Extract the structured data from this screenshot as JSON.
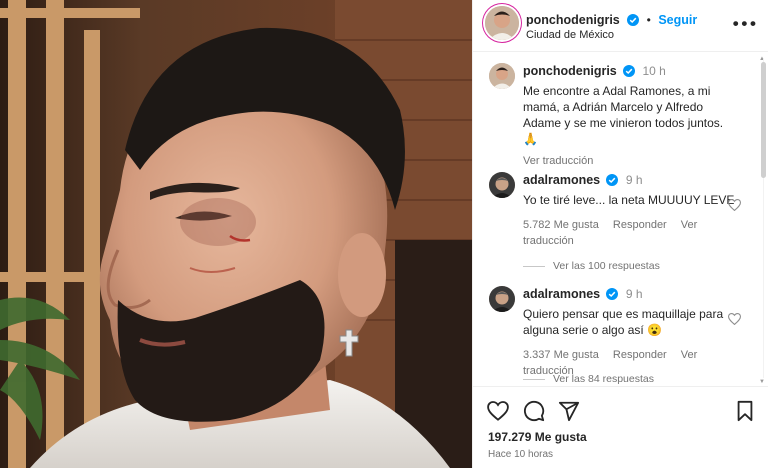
{
  "post": {
    "username": "ponchodenigris",
    "follow_label": "Seguir",
    "location": "Ciudad de México",
    "caption_time": "10 h",
    "caption": "Me encontre a Adal Ramones, a mi mamá, a Adrián Marcelo y Alfredo Adame y se me vinieron todos juntos.",
    "caption_emoji": "🙏",
    "see_translation": "Ver traducción",
    "likes": "197.279 Me gusta",
    "posted_ago": "Hace 10 horas",
    "more_icon": "more-icon"
  },
  "comments": [
    {
      "username": "adalramones",
      "time": "9 h",
      "text": "Yo te tiré leve... la neta MUUUUY LEVE",
      "likes": "5.782 Me gusta",
      "reply_label": "Responder",
      "translate_label": "Ver traducción",
      "replies_label": "Ver las 100 respuestas"
    },
    {
      "username": "adalramones",
      "time": "9 h",
      "text": "Quiero pensar que es maquillaje para alguna serie o algo así 😮",
      "likes": "3.337 Me gusta",
      "reply_label": "Responder",
      "translate_label": "Ver traducción",
      "replies_label": "Ver las 84 respuestas"
    }
  ],
  "icons": {
    "like": "heart-icon",
    "comment": "comment-icon",
    "share": "send-icon",
    "save": "bookmark-icon",
    "verified": "verified-badge-icon"
  },
  "colors": {
    "accent": "#0095f6",
    "text": "#262626",
    "muted": "#737373",
    "verified": "#0095f6"
  }
}
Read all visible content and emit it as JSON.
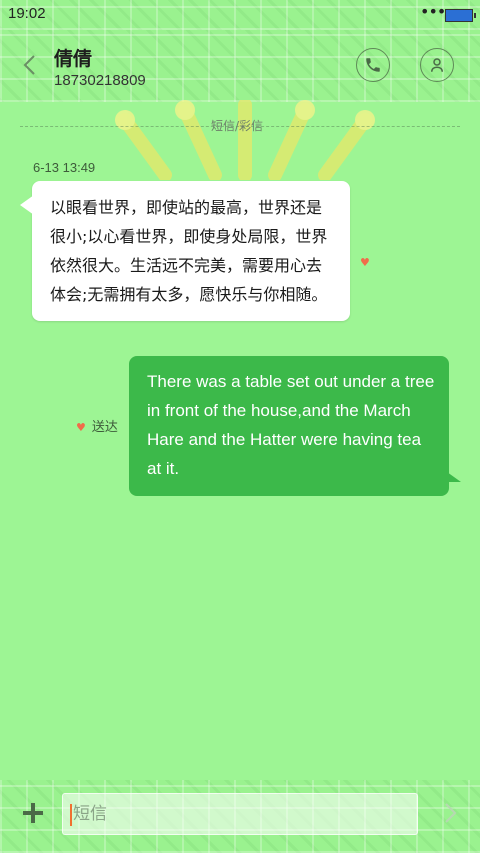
{
  "status_bar": {
    "time": "19:02",
    "dots": "•••"
  },
  "header": {
    "back_icon": "chevron-left-icon",
    "contact_name": "倩倩",
    "contact_number": "18730218809",
    "call_icon": "phone-icon",
    "profile_icon": "person-icon"
  },
  "conversation": {
    "divider_label": "短信/彩信",
    "messages": [
      {
        "direction": "incoming",
        "timestamp": "6-13 13:49",
        "text": "以眼看世界，即使站的最高，世界还是很小;以心看世界，即使身处局限，世界依然很大。生活远不完美，需要用心去体会;无需拥有太多，愿快乐与你相随。"
      },
      {
        "direction": "outgoing",
        "status": "送达",
        "text": "There was a table set out under a tree in front of the house,and the March Hare and the Hatter were having tea at it."
      }
    ]
  },
  "composer": {
    "placeholder": "短信",
    "value": "",
    "add_icon": "plus-icon",
    "send_icon": "send-arrow-icon"
  },
  "colors": {
    "background": "#9df594",
    "outgoing_bubble": "#3cb94a",
    "incoming_bubble": "#ffffff",
    "heart": "#f06c4a"
  }
}
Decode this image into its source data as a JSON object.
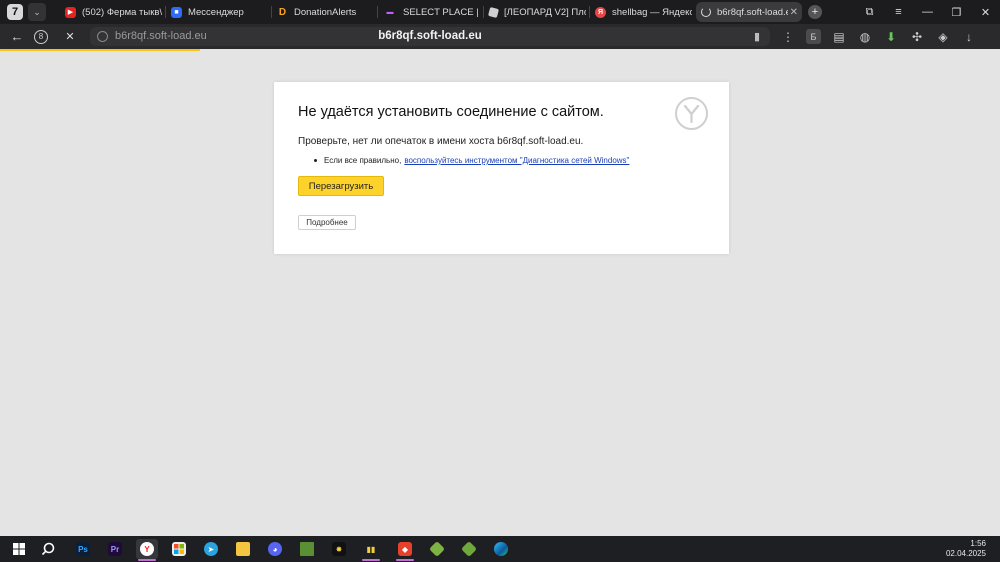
{
  "browser": {
    "tab_counter": "7",
    "tabs": [
      {
        "label": "(502) Ферма тыкв\\",
        "icon": "youtube-icon"
      },
      {
        "label": "Мессенджер",
        "icon": "messenger-icon"
      },
      {
        "label": "DonationAlerts",
        "icon": "donationalerts-icon"
      },
      {
        "label": "SELECT PLACE | Ис",
        "icon": "selectplace-icon"
      },
      {
        "label": "[ЛЕОПАРД V2] Пло",
        "icon": "roblox-icon"
      },
      {
        "label": "shellbag — Яндекс",
        "icon": "yandex-icon"
      },
      {
        "label": "b6r8qf.soft-load.e",
        "icon": "loading-icon",
        "active": true
      }
    ],
    "new_tab": "+",
    "window_controls": [
      "⧉",
      "≡",
      "—",
      "❐",
      "✕"
    ]
  },
  "toolbar": {
    "back": "←",
    "protect": "8",
    "stop": "✕",
    "address_host": "b6r8qf.soft-load.eu",
    "address_center": "b6r8qf.soft-load.eu",
    "bookmark": "▮",
    "more": "⋮",
    "ext_letter": "Б"
  },
  "error": {
    "title": "Не удаётся установить соединение с сайтом.",
    "hint": "Проверьте, нет ли опечаток в имени хоста b6r8qf.soft-load.eu.",
    "bullet_prefix": "Если все правильно,",
    "bullet_link": "воспользуйтесь инструментом \"Диагностика сетей Windows\"",
    "reload_button": "Перезагрузить",
    "details_button": "Подробнее"
  },
  "taskbar": {
    "apps": [
      "windows-start-icon",
      "search-icon",
      "photoshop-icon",
      "premiere-icon",
      "yandex-browser-icon",
      "ms-store-icon",
      "telegram-icon",
      "file-explorer-icon",
      "discord-icon",
      "minecraft-icon",
      "app-icon",
      "app-icon",
      "anydesk-icon",
      "minecraft-icon",
      "minecraft-icon",
      "edge-icon"
    ],
    "ps_label": "Ps",
    "pr_label": "Pr",
    "time": "1:56",
    "date": "02.04.2025"
  },
  "colors": {
    "accent": "#fdd22a",
    "link": "#1a3eb8",
    "page_bg": "#e4e4e4"
  }
}
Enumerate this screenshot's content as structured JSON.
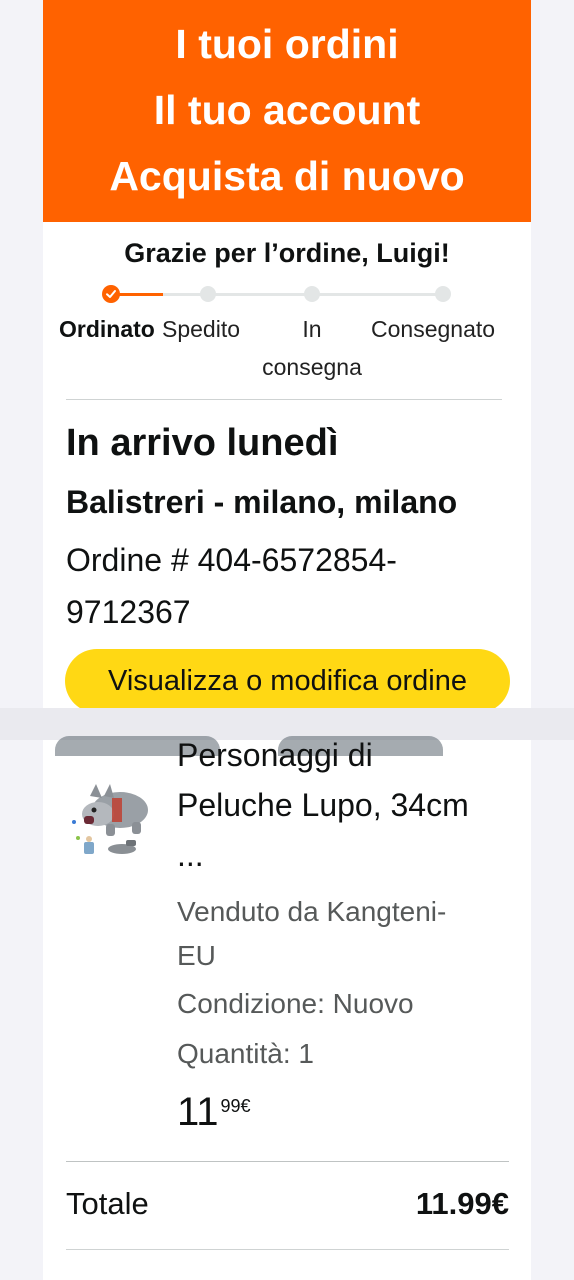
{
  "banner": {
    "orders": "I tuoi ordini",
    "account": "Il tuo account",
    "buy_again": "Acquista di nuovo",
    "color": "#ff6200"
  },
  "greeting": "Grazie per l’ordine, Luigi!",
  "progress": {
    "steps": [
      "Ordinato",
      "Spedito",
      "In consegna",
      "Consegnato"
    ],
    "current_step": 1,
    "in_delivery_line1": "In",
    "in_delivery_line2": "consegna"
  },
  "shipment": {
    "arrival": "In arrivo lunedì",
    "address": "Balistreri - milano, milano",
    "order_line1": "Ordine # 404-6572854-",
    "order_line2": "9712367",
    "button_label": "Visualizza o modifica ordine",
    "button_color": "#ffd814"
  },
  "item": {
    "title_line1": "Personaggi di",
    "title_line2": "Peluche Lupo, 34cm",
    "title_line3": "...",
    "seller_line1": "Venduto da Kangteni-",
    "seller_line2": "EU",
    "condition": "Condizione: Nuovo",
    "quantity": "Quantità: 1",
    "price_whole": "11",
    "price_fraction": "99€",
    "image": "wolf-plush-product-icon"
  },
  "summary": {
    "total_label": "Totale",
    "total_value": "11.99€"
  }
}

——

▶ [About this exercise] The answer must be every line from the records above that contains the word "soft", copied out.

▶ [Response to the task]
        "label": "b6r8qf.soft-load.e",
    "address_host": "b6r8qf.soft-load.eu",
    "address_center": "b6r8qf.soft-load.eu",
    "hint": "Проверьте, нет ли опечаток в имени хоста b6r8qf.soft-load.eu.",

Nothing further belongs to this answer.